PartnerRe, the Bermuda headquartered, EXOR owned reinsurance company, has continued to add to its third-party capital under management in the last quarter, lifting the total to $1.1 billion.
The company reported a strong set of second-quarter results, featuring increased profits year-over-year, as well as strong growth in its property and casualty reinsurance business segment.
A quarter ago, the reinsurers CEO had said that third-party capital was feeling thee benefits from growing its third-party capital assets under management.
This quarter the CEO revealed that the haul has now reached $1.1 billion in size, while continuing to assist PartnerRe as it expands its reinsurance business.
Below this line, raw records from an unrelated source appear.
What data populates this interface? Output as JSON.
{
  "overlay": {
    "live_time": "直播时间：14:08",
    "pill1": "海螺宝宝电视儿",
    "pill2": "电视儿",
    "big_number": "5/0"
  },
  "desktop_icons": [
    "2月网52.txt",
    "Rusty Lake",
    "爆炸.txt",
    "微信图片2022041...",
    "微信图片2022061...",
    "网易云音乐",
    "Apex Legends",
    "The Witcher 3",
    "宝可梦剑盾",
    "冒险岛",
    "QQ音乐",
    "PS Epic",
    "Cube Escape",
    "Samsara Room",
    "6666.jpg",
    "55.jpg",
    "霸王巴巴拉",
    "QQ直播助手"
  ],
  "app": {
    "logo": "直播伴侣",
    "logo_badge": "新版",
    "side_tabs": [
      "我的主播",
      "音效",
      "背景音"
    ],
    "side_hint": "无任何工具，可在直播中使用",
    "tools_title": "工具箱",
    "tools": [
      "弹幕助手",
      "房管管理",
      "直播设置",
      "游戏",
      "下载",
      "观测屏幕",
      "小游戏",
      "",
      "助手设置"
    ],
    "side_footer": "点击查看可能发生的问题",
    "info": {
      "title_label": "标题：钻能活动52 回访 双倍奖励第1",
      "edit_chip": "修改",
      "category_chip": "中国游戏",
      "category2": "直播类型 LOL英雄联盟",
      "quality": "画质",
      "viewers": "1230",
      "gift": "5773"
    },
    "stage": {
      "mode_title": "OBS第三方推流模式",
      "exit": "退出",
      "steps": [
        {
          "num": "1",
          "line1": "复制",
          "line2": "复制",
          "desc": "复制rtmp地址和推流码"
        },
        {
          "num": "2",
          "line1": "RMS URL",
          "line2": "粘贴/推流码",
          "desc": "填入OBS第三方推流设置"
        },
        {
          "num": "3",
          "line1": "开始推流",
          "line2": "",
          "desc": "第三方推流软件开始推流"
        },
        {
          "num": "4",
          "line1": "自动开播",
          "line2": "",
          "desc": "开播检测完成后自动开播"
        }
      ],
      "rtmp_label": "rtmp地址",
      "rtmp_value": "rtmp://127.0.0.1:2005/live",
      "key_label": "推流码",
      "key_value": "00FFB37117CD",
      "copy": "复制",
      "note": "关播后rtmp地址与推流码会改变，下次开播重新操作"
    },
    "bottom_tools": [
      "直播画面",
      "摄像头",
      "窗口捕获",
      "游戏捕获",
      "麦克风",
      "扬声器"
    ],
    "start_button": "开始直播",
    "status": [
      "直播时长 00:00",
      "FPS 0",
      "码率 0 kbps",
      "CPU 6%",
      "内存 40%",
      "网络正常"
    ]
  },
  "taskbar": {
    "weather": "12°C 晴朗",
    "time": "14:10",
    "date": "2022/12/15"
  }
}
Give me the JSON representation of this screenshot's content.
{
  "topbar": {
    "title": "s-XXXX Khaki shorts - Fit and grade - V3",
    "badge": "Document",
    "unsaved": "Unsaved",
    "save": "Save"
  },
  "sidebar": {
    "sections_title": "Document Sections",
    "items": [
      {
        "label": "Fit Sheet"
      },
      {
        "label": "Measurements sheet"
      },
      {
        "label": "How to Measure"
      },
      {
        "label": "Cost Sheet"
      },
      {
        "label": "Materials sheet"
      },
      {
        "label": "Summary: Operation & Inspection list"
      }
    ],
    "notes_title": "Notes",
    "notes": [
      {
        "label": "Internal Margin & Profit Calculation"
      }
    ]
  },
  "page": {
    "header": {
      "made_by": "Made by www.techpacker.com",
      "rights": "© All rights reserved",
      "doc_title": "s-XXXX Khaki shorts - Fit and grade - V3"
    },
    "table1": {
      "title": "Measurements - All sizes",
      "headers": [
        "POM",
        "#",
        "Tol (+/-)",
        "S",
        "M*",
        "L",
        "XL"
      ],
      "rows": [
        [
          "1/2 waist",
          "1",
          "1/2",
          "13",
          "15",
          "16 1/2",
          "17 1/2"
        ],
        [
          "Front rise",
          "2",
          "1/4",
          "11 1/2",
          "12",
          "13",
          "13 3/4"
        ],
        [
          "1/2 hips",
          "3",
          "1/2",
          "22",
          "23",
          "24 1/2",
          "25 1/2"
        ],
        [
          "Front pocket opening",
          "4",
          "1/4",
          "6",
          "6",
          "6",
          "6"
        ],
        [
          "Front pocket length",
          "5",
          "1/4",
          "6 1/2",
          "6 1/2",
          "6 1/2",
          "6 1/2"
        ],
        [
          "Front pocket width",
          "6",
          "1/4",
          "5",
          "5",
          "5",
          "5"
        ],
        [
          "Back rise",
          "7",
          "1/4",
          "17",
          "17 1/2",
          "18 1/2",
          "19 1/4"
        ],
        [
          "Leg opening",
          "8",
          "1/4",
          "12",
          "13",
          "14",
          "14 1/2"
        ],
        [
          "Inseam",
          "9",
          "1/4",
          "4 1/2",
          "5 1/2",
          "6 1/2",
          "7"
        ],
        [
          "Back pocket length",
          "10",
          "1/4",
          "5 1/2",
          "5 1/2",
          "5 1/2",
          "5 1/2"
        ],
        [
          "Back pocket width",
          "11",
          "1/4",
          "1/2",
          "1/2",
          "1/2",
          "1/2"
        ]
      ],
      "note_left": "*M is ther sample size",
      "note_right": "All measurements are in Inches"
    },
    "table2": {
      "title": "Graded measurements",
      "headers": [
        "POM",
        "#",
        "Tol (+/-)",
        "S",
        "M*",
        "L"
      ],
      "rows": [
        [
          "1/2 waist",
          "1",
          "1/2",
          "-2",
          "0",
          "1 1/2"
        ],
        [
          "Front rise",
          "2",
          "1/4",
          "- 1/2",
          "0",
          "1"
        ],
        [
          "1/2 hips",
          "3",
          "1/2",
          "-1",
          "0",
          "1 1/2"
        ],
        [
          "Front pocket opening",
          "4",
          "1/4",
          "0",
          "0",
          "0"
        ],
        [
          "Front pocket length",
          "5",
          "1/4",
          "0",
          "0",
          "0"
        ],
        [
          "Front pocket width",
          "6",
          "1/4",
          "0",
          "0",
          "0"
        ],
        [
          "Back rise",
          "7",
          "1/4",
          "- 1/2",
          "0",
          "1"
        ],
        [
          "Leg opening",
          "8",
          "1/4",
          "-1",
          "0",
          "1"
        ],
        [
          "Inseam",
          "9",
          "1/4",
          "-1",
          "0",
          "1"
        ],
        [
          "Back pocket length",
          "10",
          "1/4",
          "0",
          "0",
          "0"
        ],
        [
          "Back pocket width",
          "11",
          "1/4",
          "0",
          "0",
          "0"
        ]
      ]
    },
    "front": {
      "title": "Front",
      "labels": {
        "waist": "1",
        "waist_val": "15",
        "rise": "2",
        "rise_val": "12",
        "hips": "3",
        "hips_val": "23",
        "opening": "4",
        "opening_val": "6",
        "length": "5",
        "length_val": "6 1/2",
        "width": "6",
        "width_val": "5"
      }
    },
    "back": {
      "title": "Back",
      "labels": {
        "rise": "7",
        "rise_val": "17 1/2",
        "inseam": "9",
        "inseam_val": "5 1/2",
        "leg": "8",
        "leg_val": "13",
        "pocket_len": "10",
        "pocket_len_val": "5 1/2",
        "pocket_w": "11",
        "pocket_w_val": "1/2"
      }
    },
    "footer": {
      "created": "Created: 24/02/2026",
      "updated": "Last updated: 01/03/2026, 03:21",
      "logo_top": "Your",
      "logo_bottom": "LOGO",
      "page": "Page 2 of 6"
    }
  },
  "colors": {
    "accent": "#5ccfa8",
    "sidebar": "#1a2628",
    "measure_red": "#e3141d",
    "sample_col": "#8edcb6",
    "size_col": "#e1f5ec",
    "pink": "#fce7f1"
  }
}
The company has reported $314 million of net income for the second quarter of 2021, compared to $229 million for the same period of 2020.
For the first-half of 2021 net income rose to $248 million, significantly better than a loss of $204 million for the same period of 2020.
Overall net-premiums underwritten across the business rose by 29% to almost $1.8 billion for the second-quarter and PartnerRe noted that growth was strong in areas where reinsurance rates have been rising.
In non-life reinsurance, the premium growth was even more impressive, at 37% for the quarter, led by a 47% increase in the P&C segment.
This came alongside combined ratios of 88.6% in non-life for Q2 and 92.4% for the first-half, driving profits for the PartnerRe non-life reinsurance business.
It is the non-life side of the business that benefits from the use of the growing third-party capital haul at PartnerRe.
Even in P&C the combined ratios came out at 93.5% and 95.5% for the second quarter and half year 2021, despite the impacts of winter storm Uri in the first-quarter of the year.
Commenting on the quarter, PartnerRe President and Chief Executive Officer Jacques Bonneau said, “We delivered strong results in the second quarter with an annualized operating ROE of 8.8%, and I am pleased to see the positive impacts of our portfolio actions begin to show through our financial result. Our Non-life combined ratio of 88.6% includes improvements in the current accident year loss ratio from business mix changes and overall favorable pricing conditions across most lines of business, as well as improvements in prior years’ reserve development as older underwriting years run off. Our Life and Health segment also significantly improved its underwriting profit compared to the prior year.”
PartnerRe had grown its third-party capital assets under management earlier this year, lifting them above $1 billion around the January 2021 renewals.
PartnerRe had already been building out its third-party capital business over the last few years, moving into direct partnerships with large institutional investors, as well as building out its infrastructure to support ILS investment opportunities for third-parties.
PartnerRe’s latest quota share sidecar arrangement was revealed in January this year, a collateralized retrocession and specialty reinsurance focused investment vehicle named Laplace-C, with backing secured from private equity investor Olympus Partners.
PartnerRe also has access to €750 million of capital that French insurance group Covéa injected into special purpose reinsurance vehicles under its management, although it’s not clear if this is included in the third-party assets under management the reinsurer has been disclosing.
Finally, PartnerRe had also grown its reinsurance investment partnerships, introducing a relationship with Dutch pension investor PGGM, the largest ILS investor in the market, through its Huygens structure.
All of which has resulted in the third-party capital pile at PartnerRe growing, which will have assisted the reinsurer in managing the impacts of the winter storms and catastrophe loss events experienced this year, while writing more business at renewals, given the risk-sharing nature of these investor relationships.
Bonneau stated, “Third party capital currently stands at $1.1b of assets under management and provided us the ability to increase underwriting capacity and line sizes.”
For a reinsurer like PartnerRe, third-party capital has in the past tended to come in one of two forms. That sourced for retrocession purposes and that sourced for supporting managed portfolios of risk.
The more sophisticated reinsurers have now learnt how to meld the two, to ensure its range of third-party capital structures are both buffering them against losses, while providing capital for growth.
PartnerRe is clearly having success in this way, with the third-party capital acting as a growth lever, while also adding protection to support business expansion.
Once again the gap between gross and net P&C premiums written has expanded year-on-year for PartnerRe, implying greater use of retrocessional sources of capital, or more risk sharing with third-party capital providers.
“These underwriting results, combined with good investment performance, helped produce solid profitability for the second quarter of 2021,” Bonneau explained.